1 To 1.5% Market Share Is Good. 1 to 1.5% market share expectancy in ten years is not bad, especially if you happen to be one of the companies within the slice of the pie. Considering over a decade ago, only innovator tinkered with EVs, usually converted but rarely bought. With emerging market overseas growing where gasoline is much more expensive than the artificially kept low prices we have in this country, alternative cars are going to be highly sought out. Imagine countries that routinely pay $9 a gallon and all the sudden that 1 to 1.5% market share of electric drive cars is a nice slice.

In the end a few things are known. Gasoline prices go up, we will always pay taxes, the last time our income was above inflation was in 1959 and you can make electricity in your own garden. Add to this the price of lithium batteries have come down steadily over the past two decades, newer electric cars travel further and cost less, and mostly they are just another choice of cars is how we should look at them.


Priyanka_Shekhawat (not verified)    November 12, 2012 - 5:30AM

Reality check is crucial along the way as we move progress further into a future with cleaner models. Even as the market share of pure EVs in five or ten years is quite tricky to predict, what with the uncertainties lurking on battery tech progress (several promising techs but still most are in labs and take about 5-10 years easily to come to market); oil prices are again volatile though are most likely to rise periodically in the coming years. I would believe that the alternative drivetrain market, with hybrids, plug-in hybrids and pure EVs would be a more realistic market share to estimate in the near future and potentially more promising as well.

Nicolas Zart    November 12, 2012 - 11:54AM

In reply to by Priyanka_Shekhawat (not verified)

Agreed, raising people's hope in an unrealistic way doesn't do much to establish electric cars and their hybrid cousins on the market. In fact, it does the opposite, hence my hint at the old business ways of raising people's expectation won't work well anymore, especially as they are let down.

It's almost impossible to predict the future, given the fluctuating nature of economies, the unpredictable burst of battery technology breakthroughs and other global phenomena. The most likely scenario is that we'll see more and more hybrids. Plug-in hybrids will be bought by tech savvy people and those who can afford them, understanding well their daily routines and maximizing their electric miles. Finally, the pure electric cars market share will grow over the years as more and more people make sense of them, especially in affluent urban areas. Add to this the continual declining price of lithium batteries and that seems the mostly likely scenario over the next 10 years.

Anonymous (not verified)    November 12, 2012 - 2:38PM

Pike Research came up with slightly different figures in their EV Geographical Forecast for North America. From their Executive Summary:
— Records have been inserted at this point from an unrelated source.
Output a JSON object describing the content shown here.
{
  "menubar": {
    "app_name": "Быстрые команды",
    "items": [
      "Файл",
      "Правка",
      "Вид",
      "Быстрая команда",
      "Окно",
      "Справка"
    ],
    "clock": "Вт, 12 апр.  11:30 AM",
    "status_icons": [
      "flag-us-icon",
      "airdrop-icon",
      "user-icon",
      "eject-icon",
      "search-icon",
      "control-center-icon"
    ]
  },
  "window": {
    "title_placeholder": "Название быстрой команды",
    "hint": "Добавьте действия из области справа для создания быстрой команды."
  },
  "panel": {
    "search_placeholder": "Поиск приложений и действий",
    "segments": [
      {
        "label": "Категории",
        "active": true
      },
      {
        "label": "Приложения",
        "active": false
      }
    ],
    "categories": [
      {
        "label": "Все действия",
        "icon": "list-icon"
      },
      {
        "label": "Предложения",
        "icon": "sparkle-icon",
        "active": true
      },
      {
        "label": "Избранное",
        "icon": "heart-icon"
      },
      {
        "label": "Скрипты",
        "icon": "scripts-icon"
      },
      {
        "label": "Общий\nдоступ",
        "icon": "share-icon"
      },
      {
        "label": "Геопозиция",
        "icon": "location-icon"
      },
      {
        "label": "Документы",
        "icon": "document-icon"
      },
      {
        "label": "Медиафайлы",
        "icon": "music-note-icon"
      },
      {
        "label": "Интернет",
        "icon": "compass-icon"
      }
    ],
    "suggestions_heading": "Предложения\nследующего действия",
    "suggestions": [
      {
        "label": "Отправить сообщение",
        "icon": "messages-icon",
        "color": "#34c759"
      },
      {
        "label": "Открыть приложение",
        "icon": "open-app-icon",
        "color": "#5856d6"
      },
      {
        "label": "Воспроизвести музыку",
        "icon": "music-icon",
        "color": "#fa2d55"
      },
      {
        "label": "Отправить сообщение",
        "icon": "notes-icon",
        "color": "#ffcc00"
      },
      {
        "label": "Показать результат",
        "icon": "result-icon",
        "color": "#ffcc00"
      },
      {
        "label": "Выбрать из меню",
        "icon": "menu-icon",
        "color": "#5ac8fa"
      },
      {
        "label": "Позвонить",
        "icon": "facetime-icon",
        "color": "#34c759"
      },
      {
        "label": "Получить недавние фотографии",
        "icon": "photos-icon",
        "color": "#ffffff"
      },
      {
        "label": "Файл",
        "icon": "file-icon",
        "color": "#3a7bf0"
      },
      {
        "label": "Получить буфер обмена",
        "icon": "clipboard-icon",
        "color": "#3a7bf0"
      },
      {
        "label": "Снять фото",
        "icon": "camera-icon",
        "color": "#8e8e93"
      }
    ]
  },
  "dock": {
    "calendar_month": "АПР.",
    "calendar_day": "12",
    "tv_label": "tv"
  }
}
"Overall, sales of PEVs in the United States are expected to grow at a compound annual growth
rate (CAGR) of 30% between 2012 and 2020, reaching a nationwide total of 400,073 vehicles in
2020. Based on these geographic forecast models and a qualitative assessment of the
mathematical results, Pike Research forecasts that California, New York, Florida, and Texas
will likely lead the way in PEV sales with 442,895, 196,069, 112,795, and 109,391 cumulative
vehicle sales between 2012 and 2020, respectively. By 2020, Hawaii is expected to have the
highest concentration of PEVs; 12.3% of total Hawaii vehicle sales will be PEVs. The vehicles
will represent the following percentages of total new vehicle sales in these states by 2020: 4.5%
in California, 3.5% in New York, 1.9% in Florida, and 1.4% in Texas.

Nationally, 2.1% of total vehicle sales are expected to be PEVs in the same year."

Nicolas Zart    November 13, 2012 - 3:42PM

In reply to by Anonymous (not verified)

Yes I saw it and liked it even more. I like Pike Research and basically anything that gets away from the overly emotional reaction people have with EVs and PHEVs.

30% of where we are today is above Siegel's prediction and fits me well also. Whether we are 1% to 1.5 to 2.1, it's still more choice for us which is more than I can say about the lack of we had these past few decades.